When should a Put Option be exercised?

What is a Put Option?

A put option is a contract that allows the option holder to sell a number of underlying securities at an agreed-upon price before a certain date. The price at which put option’s securities are sold is known as the "strike price."

When the option is exercised, the writer or issuer of the option is obligated to buy the option at the strike price. Exercising means the owner of the option is using their right to sell the option to earn a profit from it according to the given norms while the option was formed.

Note − The writer of a put option is often a bank or other financial intermediary that is obligated to buy the put option when it is exercised. The rules of buying and selling are however determined prior to the sale of the option by the writer to the option holder.

How does a put option work?

Put options should be exercised when they are in the money, meaning that the strike price is higher than the value of the underlying asset. If the price of the underlying is less than the strike price, the option owner can sell the option to earn a profit from it. However, if the option is at the money or out of the money, there is no use in exercising it as no intrinsic value can be derived from the exercise.

Selling the option

An alternative to exercising the option is to sell it back in the market. Selling is the easiest and most popular way of closing a put option as it does not need any time or involves no cost for short-selling. In selling, there is no exchange of shares, only the investors get a net gain or loss from it due to the current market price of the underlying asset.

Note − The only best time to exercise a put option is when the option is in the money. In all other cases, it is unprofitable to sell the option, and hence selling the option in the market is the best option in case of put options. 

Benefits of Selling

There are many benefits of selling put options instead of exercising them. The asset prices underlying an option keep changing frequently over time and they may be deep in the money or far out of the money. Trading in such situations can be tiresome and risks may go up extensively in such cases. This makes the put option selling far more enriching than exercising them.

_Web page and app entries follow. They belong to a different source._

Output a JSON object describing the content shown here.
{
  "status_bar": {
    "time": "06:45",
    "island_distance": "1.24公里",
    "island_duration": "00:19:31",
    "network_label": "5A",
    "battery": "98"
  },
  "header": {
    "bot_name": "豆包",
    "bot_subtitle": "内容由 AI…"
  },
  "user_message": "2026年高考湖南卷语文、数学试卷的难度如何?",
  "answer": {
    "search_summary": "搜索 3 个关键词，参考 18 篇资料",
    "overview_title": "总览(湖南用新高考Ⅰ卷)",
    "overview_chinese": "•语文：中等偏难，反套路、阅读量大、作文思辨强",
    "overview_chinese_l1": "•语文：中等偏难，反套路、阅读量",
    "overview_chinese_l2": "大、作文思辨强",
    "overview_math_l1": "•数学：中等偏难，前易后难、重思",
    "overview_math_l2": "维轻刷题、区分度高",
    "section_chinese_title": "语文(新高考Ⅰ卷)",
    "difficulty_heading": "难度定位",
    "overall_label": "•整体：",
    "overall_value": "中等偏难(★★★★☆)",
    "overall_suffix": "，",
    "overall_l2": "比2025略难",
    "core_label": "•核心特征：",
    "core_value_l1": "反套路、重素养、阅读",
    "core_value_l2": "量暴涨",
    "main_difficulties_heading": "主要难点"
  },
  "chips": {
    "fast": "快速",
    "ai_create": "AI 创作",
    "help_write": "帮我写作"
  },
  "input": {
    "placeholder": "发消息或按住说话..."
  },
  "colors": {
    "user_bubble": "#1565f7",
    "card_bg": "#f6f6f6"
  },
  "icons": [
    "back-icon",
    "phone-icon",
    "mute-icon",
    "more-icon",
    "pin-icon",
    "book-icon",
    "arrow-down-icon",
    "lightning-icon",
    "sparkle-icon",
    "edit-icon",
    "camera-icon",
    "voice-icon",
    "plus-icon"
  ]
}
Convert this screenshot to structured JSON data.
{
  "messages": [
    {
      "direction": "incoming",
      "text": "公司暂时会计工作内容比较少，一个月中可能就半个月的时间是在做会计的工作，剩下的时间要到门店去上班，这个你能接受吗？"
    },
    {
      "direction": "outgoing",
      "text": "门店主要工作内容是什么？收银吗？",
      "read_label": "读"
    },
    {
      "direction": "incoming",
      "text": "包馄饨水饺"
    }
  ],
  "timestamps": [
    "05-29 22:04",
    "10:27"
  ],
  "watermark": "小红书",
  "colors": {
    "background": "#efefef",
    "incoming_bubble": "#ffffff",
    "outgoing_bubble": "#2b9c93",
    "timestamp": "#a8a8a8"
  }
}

The brokerage charged for exercising may be big enough to deter one away from exercising the puts. Many brokers charge huge amounts of commission for exercising the put options which leaves the owners barepocketed after an exercise. Selling the put option in such circumstances may be more rewarding and profitable.